July 15, 2009
Out of sight, out of mind’ has been a credo much loved by city officials. If you can’t solve a problem – just hide it. Cities like Delhi have taken this to a fine art. You can’t imagine that India’s capital has a huge population living in shanties and temporary tenements, simply because you don’t see them. They have been shunted out to the peripheries, behind the river and tucked away in the crevices of posh colonies.
Design and architectural projects often have a dual use in this hide-and-don’tseek game. They fulfil their stated functions – transporting people, providing homes in high-rise structures – and also provide new visual vistas for the city.
The very same metropolis appears vastly different from a great height or from across a bridge. Once the visual signature becomes part of the public imagination, it shapes the way we think.
That is why the IMAX-scale Bandra-Worli Sea Link experience needs to be handled with care. On one side of the bridge lies glamorous Bandra, while on the other lies a 400-year-old fishing village that has been directly affected by the construction of the bridge. Now that the lives of the fishing community have been substantially impacted, having reached the point of no return, they are worried about another danger – that of coming under the entire city’s spotlight.
Already, one hears of complaints against the supposedly unpleasant sight of what is being described as a slum. The fact that some members of the village do not have access to private or public toilets is being used as an argument about the entire settlement.
The fact is that the village of Worli Koliwada has a full-fledged functioning local political body with a highly educated and informed leadership. They deal with the issues of religious diversity (many of the Kolis are Christians) and migrants (several tenants living in the village from all over the country) with sophistication and maturity. They have a systematic and inclusive approach in decision-making through regular community meetings. In these meetings they have regular discussions and debates about what is the best way ahead for them. The leadership has access to good and skilled people who have been associated with the village’s development for decades.
The villagers know fully well that entering the visual map of the city through the Bandra-Worli Sea Link can move both ways. It can make it even more difficult for them to survive if the media projects them as a slum, which needs to be dealt with through real estate development projects. Or it can do something else altogether – convince Mumbai’s authorities that the best way ahead is to recognise the fact that the villages of Mumbai, while needing special inputs in sewage, drainage and toilet facilities, are actually well-equipped with skills to evolve and modernise on their own.
The Worli Koliwada leaders are way ahead of many others in this regard. The authorities simply need to respond to them supportively and recognise their habitat as such.
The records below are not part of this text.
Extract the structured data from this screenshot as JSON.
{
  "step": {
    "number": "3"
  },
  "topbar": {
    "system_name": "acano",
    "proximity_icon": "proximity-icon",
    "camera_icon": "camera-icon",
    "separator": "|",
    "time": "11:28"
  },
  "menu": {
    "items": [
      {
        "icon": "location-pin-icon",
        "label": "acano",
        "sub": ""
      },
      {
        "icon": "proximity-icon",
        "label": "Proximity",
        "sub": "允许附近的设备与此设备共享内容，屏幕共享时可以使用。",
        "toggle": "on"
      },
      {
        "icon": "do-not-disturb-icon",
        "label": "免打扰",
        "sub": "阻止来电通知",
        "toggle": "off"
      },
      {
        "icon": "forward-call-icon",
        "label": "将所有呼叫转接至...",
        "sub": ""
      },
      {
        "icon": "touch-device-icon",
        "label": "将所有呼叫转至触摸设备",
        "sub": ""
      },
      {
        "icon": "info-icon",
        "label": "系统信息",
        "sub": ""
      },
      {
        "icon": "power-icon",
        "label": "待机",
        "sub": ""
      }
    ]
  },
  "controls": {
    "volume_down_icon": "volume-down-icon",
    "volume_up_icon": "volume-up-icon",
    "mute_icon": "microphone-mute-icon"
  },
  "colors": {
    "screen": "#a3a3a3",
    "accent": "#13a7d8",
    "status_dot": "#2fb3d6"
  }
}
This will help the residents of the village – the Kolis as well as the tenants – to improve and transform their habitat according to their own aspirations and choices.
If this indeed happens, what Mumbai will be rewarded with at the end of the road, is a beautiful, modern habitat that preserves the city’s unusual urban legacy – one that includes villages, full of chapels and shrines, where the original Marathi manoos wove the city’s cosmopolitan fabric we are so proud of today.